_EXERCISE PROMPT_.
Return all lines in the data where the string "like" can be found.

Interface dataset entries:

★ ★ ★

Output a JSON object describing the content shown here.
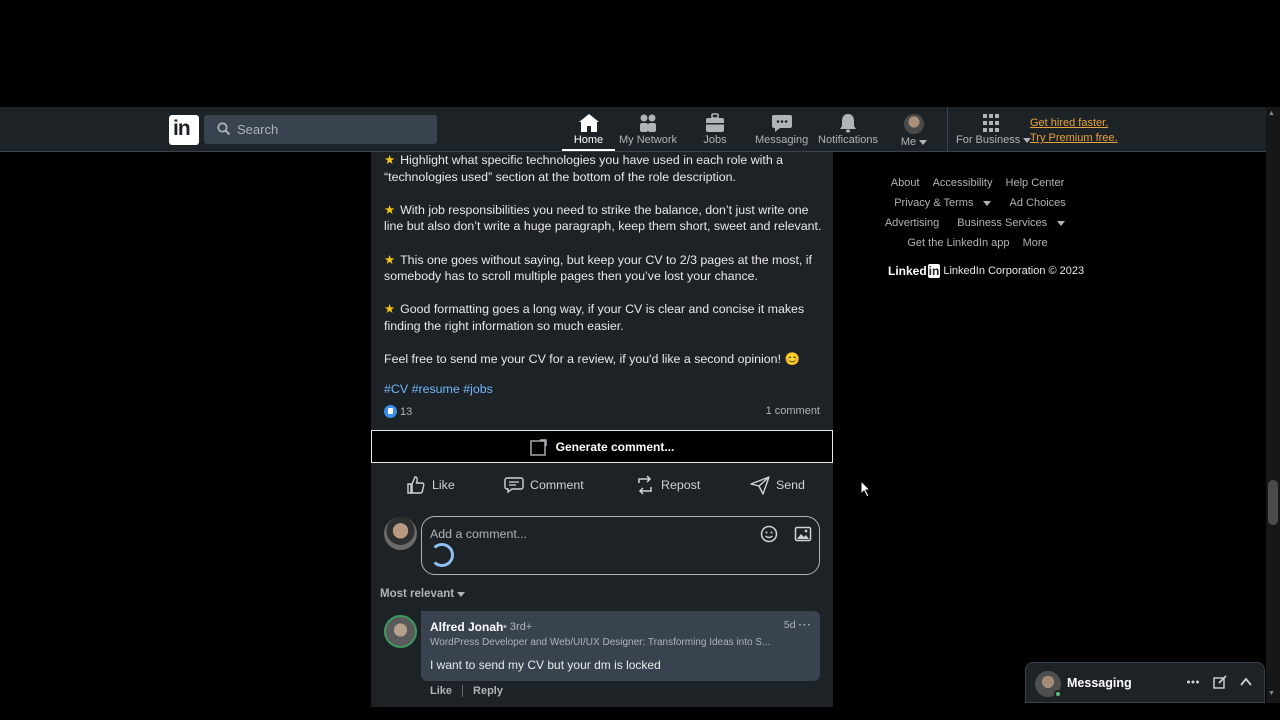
{
  "search": {
    "placeholder": "Search"
  },
  "nav": {
    "home": "Home",
    "network": "My Network",
    "jobs": "Jobs",
    "messaging": "Messaging",
    "notifications": "Notifications",
    "me": "Me",
    "business": "For Business",
    "premium_line1": "Get hired faster.",
    "premium_line2": "Try Premium free."
  },
  "post": {
    "tips": [
      "Highlight what specific technologies you have used in each role with a “technologies used” section at the bottom of the role description.",
      "With job responsibilities you need to strike the balance, don’t just write one line but also don’t write a huge paragraph, keep them short, sweet and relevant.",
      "This one goes without saying, but keep your CV to 2/3 pages at the most, if somebody has to scroll multiple pages then you’ve lost your chance.",
      "Good formatting goes a long way, if your CV is clear and concise it makes finding the right information so much easier."
    ],
    "closing": "Feel free to send me your CV for a review, if you'd like a second opinion! 😊",
    "hashtags": [
      "#CV",
      "#resume",
      "#jobs"
    ],
    "reaction_count": "13",
    "comment_count": "1 comment"
  },
  "generate_comment": "Generate comment...",
  "actions": {
    "like": "Like",
    "comment": "Comment",
    "repost": "Repost",
    "send": "Send"
  },
  "comment_box": {
    "placeholder": "Add a comment..."
  },
  "sort": "Most relevant",
  "comment": {
    "author": "Alfred Jonah",
    "degree": "• 3rd+",
    "headline": "WordPress Developer and Web/UI/UX Designer: Transforming Ideas into S...",
    "time": "5d",
    "text": "I want to send my CV but your dm is locked",
    "like": "Like",
    "reply": "Reply"
  },
  "footer": {
    "about": "About",
    "accessibility": "Accessibility",
    "help": "Help Center",
    "privacy": "Privacy & Terms",
    "ad_choices": "Ad Choices",
    "advertising": "Advertising",
    "business_services": "Business Services",
    "get_app": "Get the LinkedIn app",
    "more": "More",
    "brand": "Linked",
    "brand_in": "in",
    "copyright": "LinkedIn Corporation © 2023"
  },
  "messaging": {
    "title": "Messaging"
  },
  "colors": {
    "accent": "#71b7fb",
    "premium": "#e7a33e",
    "card": "#1d2226",
    "reaction": "#378fe9"
  }
}
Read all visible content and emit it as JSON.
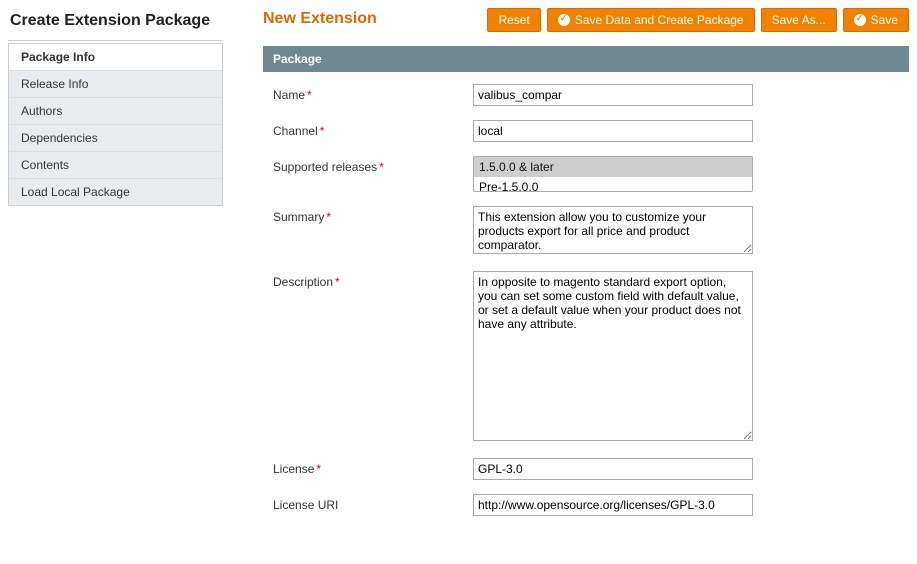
{
  "sidebar": {
    "title": "Create Extension Package",
    "items": [
      {
        "label": "Package Info"
      },
      {
        "label": "Release Info"
      },
      {
        "label": "Authors"
      },
      {
        "label": "Dependencies"
      },
      {
        "label": "Contents"
      },
      {
        "label": "Load Local Package"
      }
    ],
    "active_index": 0
  },
  "page_title": "New Extension",
  "buttons": {
    "reset": "Reset",
    "save_create": "Save Data and Create Package",
    "save_as": "Save As...",
    "save": "Save"
  },
  "section": {
    "title": "Package"
  },
  "form": {
    "name": {
      "label": "Name",
      "value": "valibus_compar"
    },
    "channel": {
      "label": "Channel",
      "value": "local"
    },
    "supported_releases": {
      "label": "Supported releases",
      "options": [
        "1.5.0.0 & later",
        "Pre-1.5.0.0"
      ],
      "selected": "1.5.0.0 & later"
    },
    "summary": {
      "label": "Summary",
      "value": "This extension allow you to customize your products export for all price and product comparator."
    },
    "description": {
      "label": "Description",
      "value": "In opposite to magento standard export option, you can set some custom field with default value, or set a default value when your product does not have any attribute."
    },
    "license": {
      "label": "License",
      "value": "GPL-3.0"
    },
    "license_uri": {
      "label": "License URI",
      "value": "http://www.opensource.org/licenses/GPL-3.0"
    }
  }
}
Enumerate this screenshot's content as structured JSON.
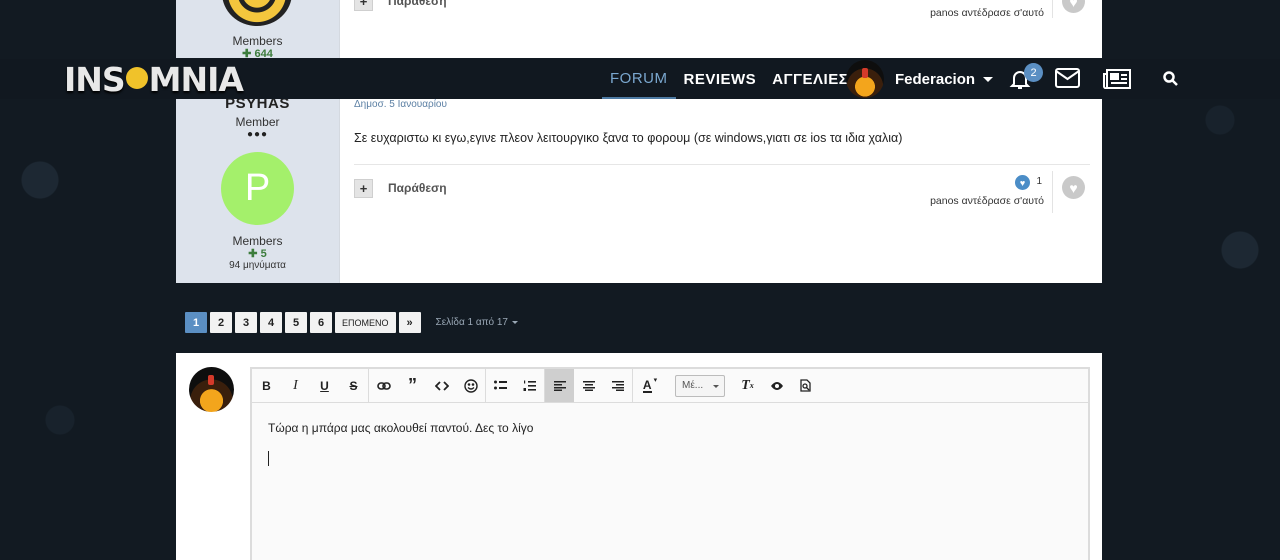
{
  "top_post": {
    "members_label": "Members",
    "reputation": "644",
    "quote_label": "Παράθεση",
    "reacted_by": "panos αντέδρασε σ'αυτό"
  },
  "navbar": {
    "logo_left": "INS",
    "logo_right": "MNIA",
    "links": [
      {
        "label": "FORUM",
        "active": true
      },
      {
        "label": "REVIEWS",
        "active": false
      },
      {
        "label": "ΑΓΓΕΛΙΕΣ",
        "active": false
      }
    ],
    "username": "Federacion",
    "notifications_count": "2"
  },
  "post": {
    "author": "PSYHAS",
    "role": "Member",
    "pips": "●●●",
    "avatar_letter": "P",
    "group": "Members",
    "reputation": "5",
    "posts": "94 μηνύματα",
    "date": "Δημοσ. 5 Ιανουαρίου",
    "text": "Σε ευχαριστω κι εγω,εγινε πλεον λειτουργικο ξανα το φορουμ (σε windows,γιατι σε ios τα ιδια χαλια)",
    "quote_label": "Παράθεση",
    "reaction_count": "1",
    "reacted_by": "panos αντέδρασε σ'αυτό"
  },
  "pagination": {
    "pages": [
      "1",
      "2",
      "3",
      "4",
      "5",
      "6"
    ],
    "next_label": "ΕΠΟΜΕΝΟ",
    "last_label": "»",
    "info": "Σελίδα 1 από 17"
  },
  "editor": {
    "size_label": "Μέ...",
    "content": "Τώρα η μπάρα μας ακολουθεί παντού. Δες το λίγο"
  },
  "colors": {
    "accent": "#5b8fc3",
    "nav_bg": "#111820",
    "page_bg": "#121a22",
    "avatar_green": "#a4f06b"
  }
}
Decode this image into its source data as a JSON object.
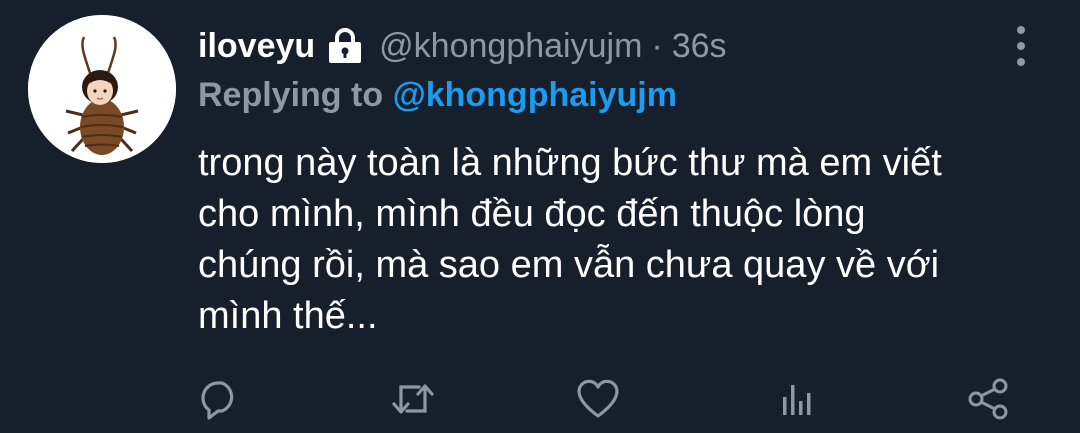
{
  "tweet": {
    "display_name": "iloveyu",
    "handle": "@khongphaiyujm",
    "separator": "·",
    "timestamp": "36s",
    "reply_prefix": "Replying to",
    "reply_mention": "@khongphaiyujm",
    "body_lines": [
      "trong này toàn là những bức thư mà em viết",
      "cho mình, mình đều đọc đến thuộc lòng",
      "chúng rồi, mà sao em vẫn chưa quay về với",
      "mình thế..."
    ]
  },
  "icons": {
    "avatar": "profile-picture",
    "lock": "lock-icon",
    "more": "more-vertical-icon",
    "reply": "comment-icon",
    "retweet": "retweet-icon",
    "like": "heart-icon",
    "analytics": "analytics-icon",
    "share": "share-icon"
  },
  "colors": {
    "background": "#16202c",
    "text": "#ffffff",
    "muted": "#8b98a5",
    "accent": "#1d9bf0"
  }
}
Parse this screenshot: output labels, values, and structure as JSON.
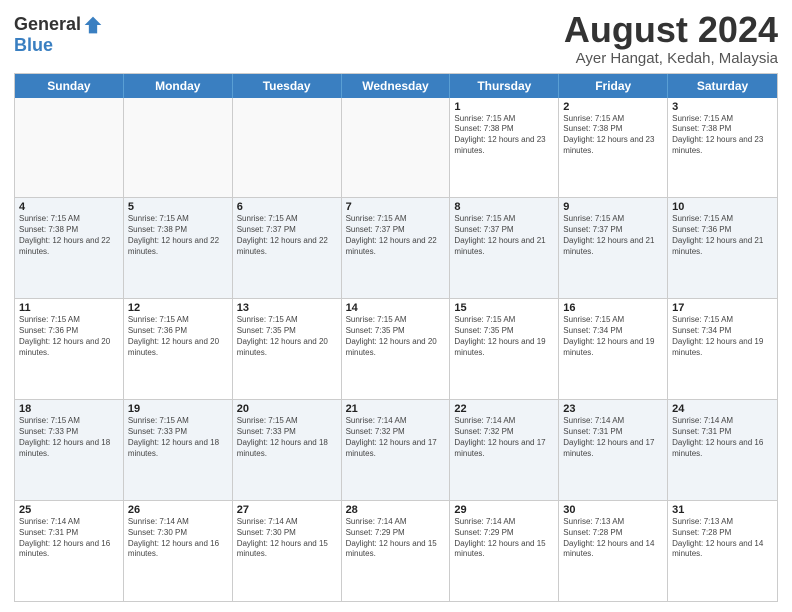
{
  "logo": {
    "general": "General",
    "blue": "Blue"
  },
  "title": {
    "month_year": "August 2024",
    "location": "Ayer Hangat, Kedah, Malaysia"
  },
  "header_days": [
    "Sunday",
    "Monday",
    "Tuesday",
    "Wednesday",
    "Thursday",
    "Friday",
    "Saturday"
  ],
  "rows": [
    [
      {
        "day": "",
        "sunrise": "",
        "sunset": "",
        "daylight": "",
        "empty": true
      },
      {
        "day": "",
        "sunrise": "",
        "sunset": "",
        "daylight": "",
        "empty": true
      },
      {
        "day": "",
        "sunrise": "",
        "sunset": "",
        "daylight": "",
        "empty": true
      },
      {
        "day": "",
        "sunrise": "",
        "sunset": "",
        "daylight": "",
        "empty": true
      },
      {
        "day": "1",
        "sunrise": "Sunrise: 7:15 AM",
        "sunset": "Sunset: 7:38 PM",
        "daylight": "Daylight: 12 hours and 23 minutes."
      },
      {
        "day": "2",
        "sunrise": "Sunrise: 7:15 AM",
        "sunset": "Sunset: 7:38 PM",
        "daylight": "Daylight: 12 hours and 23 minutes."
      },
      {
        "day": "3",
        "sunrise": "Sunrise: 7:15 AM",
        "sunset": "Sunset: 7:38 PM",
        "daylight": "Daylight: 12 hours and 23 minutes."
      }
    ],
    [
      {
        "day": "4",
        "sunrise": "Sunrise: 7:15 AM",
        "sunset": "Sunset: 7:38 PM",
        "daylight": "Daylight: 12 hours and 22 minutes."
      },
      {
        "day": "5",
        "sunrise": "Sunrise: 7:15 AM",
        "sunset": "Sunset: 7:38 PM",
        "daylight": "Daylight: 12 hours and 22 minutes."
      },
      {
        "day": "6",
        "sunrise": "Sunrise: 7:15 AM",
        "sunset": "Sunset: 7:37 PM",
        "daylight": "Daylight: 12 hours and 22 minutes."
      },
      {
        "day": "7",
        "sunrise": "Sunrise: 7:15 AM",
        "sunset": "Sunset: 7:37 PM",
        "daylight": "Daylight: 12 hours and 22 minutes."
      },
      {
        "day": "8",
        "sunrise": "Sunrise: 7:15 AM",
        "sunset": "Sunset: 7:37 PM",
        "daylight": "Daylight: 12 hours and 21 minutes."
      },
      {
        "day": "9",
        "sunrise": "Sunrise: 7:15 AM",
        "sunset": "Sunset: 7:37 PM",
        "daylight": "Daylight: 12 hours and 21 minutes."
      },
      {
        "day": "10",
        "sunrise": "Sunrise: 7:15 AM",
        "sunset": "Sunset: 7:36 PM",
        "daylight": "Daylight: 12 hours and 21 minutes."
      }
    ],
    [
      {
        "day": "11",
        "sunrise": "Sunrise: 7:15 AM",
        "sunset": "Sunset: 7:36 PM",
        "daylight": "Daylight: 12 hours and 20 minutes."
      },
      {
        "day": "12",
        "sunrise": "Sunrise: 7:15 AM",
        "sunset": "Sunset: 7:36 PM",
        "daylight": "Daylight: 12 hours and 20 minutes."
      },
      {
        "day": "13",
        "sunrise": "Sunrise: 7:15 AM",
        "sunset": "Sunset: 7:35 PM",
        "daylight": "Daylight: 12 hours and 20 minutes."
      },
      {
        "day": "14",
        "sunrise": "Sunrise: 7:15 AM",
        "sunset": "Sunset: 7:35 PM",
        "daylight": "Daylight: 12 hours and 20 minutes."
      },
      {
        "day": "15",
        "sunrise": "Sunrise: 7:15 AM",
        "sunset": "Sunset: 7:35 PM",
        "daylight": "Daylight: 12 hours and 19 minutes."
      },
      {
        "day": "16",
        "sunrise": "Sunrise: 7:15 AM",
        "sunset": "Sunset: 7:34 PM",
        "daylight": "Daylight: 12 hours and 19 minutes."
      },
      {
        "day": "17",
        "sunrise": "Sunrise: 7:15 AM",
        "sunset": "Sunset: 7:34 PM",
        "daylight": "Daylight: 12 hours and 19 minutes."
      }
    ],
    [
      {
        "day": "18",
        "sunrise": "Sunrise: 7:15 AM",
        "sunset": "Sunset: 7:33 PM",
        "daylight": "Daylight: 12 hours and 18 minutes."
      },
      {
        "day": "19",
        "sunrise": "Sunrise: 7:15 AM",
        "sunset": "Sunset: 7:33 PM",
        "daylight": "Daylight: 12 hours and 18 minutes."
      },
      {
        "day": "20",
        "sunrise": "Sunrise: 7:15 AM",
        "sunset": "Sunset: 7:33 PM",
        "daylight": "Daylight: 12 hours and 18 minutes."
      },
      {
        "day": "21",
        "sunrise": "Sunrise: 7:14 AM",
        "sunset": "Sunset: 7:32 PM",
        "daylight": "Daylight: 12 hours and 17 minutes."
      },
      {
        "day": "22",
        "sunrise": "Sunrise: 7:14 AM",
        "sunset": "Sunset: 7:32 PM",
        "daylight": "Daylight: 12 hours and 17 minutes."
      },
      {
        "day": "23",
        "sunrise": "Sunrise: 7:14 AM",
        "sunset": "Sunset: 7:31 PM",
        "daylight": "Daylight: 12 hours and 17 minutes."
      },
      {
        "day": "24",
        "sunrise": "Sunrise: 7:14 AM",
        "sunset": "Sunset: 7:31 PM",
        "daylight": "Daylight: 12 hours and 16 minutes."
      }
    ],
    [
      {
        "day": "25",
        "sunrise": "Sunrise: 7:14 AM",
        "sunset": "Sunset: 7:31 PM",
        "daylight": "Daylight: 12 hours and 16 minutes."
      },
      {
        "day": "26",
        "sunrise": "Sunrise: 7:14 AM",
        "sunset": "Sunset: 7:30 PM",
        "daylight": "Daylight: 12 hours and 16 minutes."
      },
      {
        "day": "27",
        "sunrise": "Sunrise: 7:14 AM",
        "sunset": "Sunset: 7:30 PM",
        "daylight": "Daylight: 12 hours and 15 minutes."
      },
      {
        "day": "28",
        "sunrise": "Sunrise: 7:14 AM",
        "sunset": "Sunset: 7:29 PM",
        "daylight": "Daylight: 12 hours and 15 minutes."
      },
      {
        "day": "29",
        "sunrise": "Sunrise: 7:14 AM",
        "sunset": "Sunset: 7:29 PM",
        "daylight": "Daylight: 12 hours and 15 minutes."
      },
      {
        "day": "30",
        "sunrise": "Sunrise: 7:13 AM",
        "sunset": "Sunset: 7:28 PM",
        "daylight": "Daylight: 12 hours and 14 minutes."
      },
      {
        "day": "31",
        "sunrise": "Sunrise: 7:13 AM",
        "sunset": "Sunset: 7:28 PM",
        "daylight": "Daylight: 12 hours and 14 minutes."
      }
    ]
  ]
}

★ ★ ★

_WRITTEN SOLUTION_.
    "closing": "Feel free to send me your CV for a review, if you'd like a second opinion! 😊",
    "like": "Like",
    "like": "Like",
    "like": "heart-icon",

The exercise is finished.